Six in 10 pensioners who own their homes are failing to claim their full entitlement of state benefits, according to Just Group.

The firm’s annual customer insight report found that more than four in 10 (42%) eligible pensioner homeowners are failing to claim any benefits and consequently missing out on an average of £830 a year. A further two in 10 (20%) are under-claiming and missing out on a typical £702 of extra income.

The research from Just Group, based on fact-finding interviews with clients seeking advice on equity release during 2020, shows about a third (33%) were entitled to one or more benefits.

Stephen Lowe, group communications director at Just Group, said: “Once again we have found meaningful sums that would make a massive difference to people’s lives are not being claimed. It reflects the government’s own figures that show billions go unclaimed and raises serious questions about whether people in most need are able to navigate the complexities of the benefits system.”

The highest amount of extra income lost was £4,854 year by a customer in Durham who was failing to claim any benefit but was eligible for Council Tax Reduction and Guaranteed Pension Credit.

In total, more than half of those eligible for more were missing out on at least £500 a year and a quarter missing £1,000 or more a year.

Lowe said: “Helping them to claim their full benefit entitlement reduces, and can even remove, the need to release equity at that time. This gives them extra income immediately and the peace of mind that leaving the maximum value tied up in their homes provides them with more flexibility to use that wealth for themselves later in retirement or to pass it on to loved ones.”

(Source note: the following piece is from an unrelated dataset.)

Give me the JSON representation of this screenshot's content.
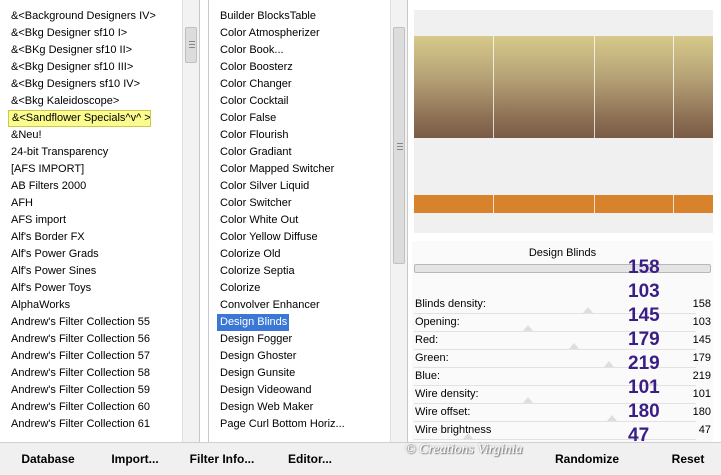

Which benefits are pensioners not claiming?

Guarantee Pension Credit is the main benefit targeted at helping low-income pensioners. It has the highest take up rate of all the four key benefits with four out of five (80%) who are eligible claiming. But those failing to claim are missing out on an average £2,656 extra income per year, the most of all the benefits.

Savings Pension Credit has the lowest take-up rate among state pension-aged claimants, of just 33% of those who are eligible. Those failing to claim are typically missing out on £576 a year.

Council Tax Reduction is claimed by less than half (47%) of those who are entitled to claim with an average shortfall of £796 a year.

Lowe said the findings raised questions about the support and guidance available to those struggling for income, particularly among homeowners.

He said: “Our research last year found that nearly half (48%) of homeowners aged over-65 had never checked their entitlement to state benefits compared to just one in seven (14%) who are renting.”

“It reinforces the message that benefits information is integral to retirement guidance and that those struggling for income should check if they are missing out.”

Helen Morrissey, pension specialist at Royal London, said: “These benefits have the potential to make a very real difference to the lifestyles of the poorest pensioners and yet take up has remained stubbornly low for years.

Pension Credit also acts as a gateway to further benefits – most notably the free TV licence which has been limited to those aged 75 on Pension Credit. Government did launch a campaign aimed at raising awareness last year but this will have been impacted by the coronavirus pandemic – it must make renewed efforts to reach those affected and prevent millions of pensioners from missing out on money they are entitled to.”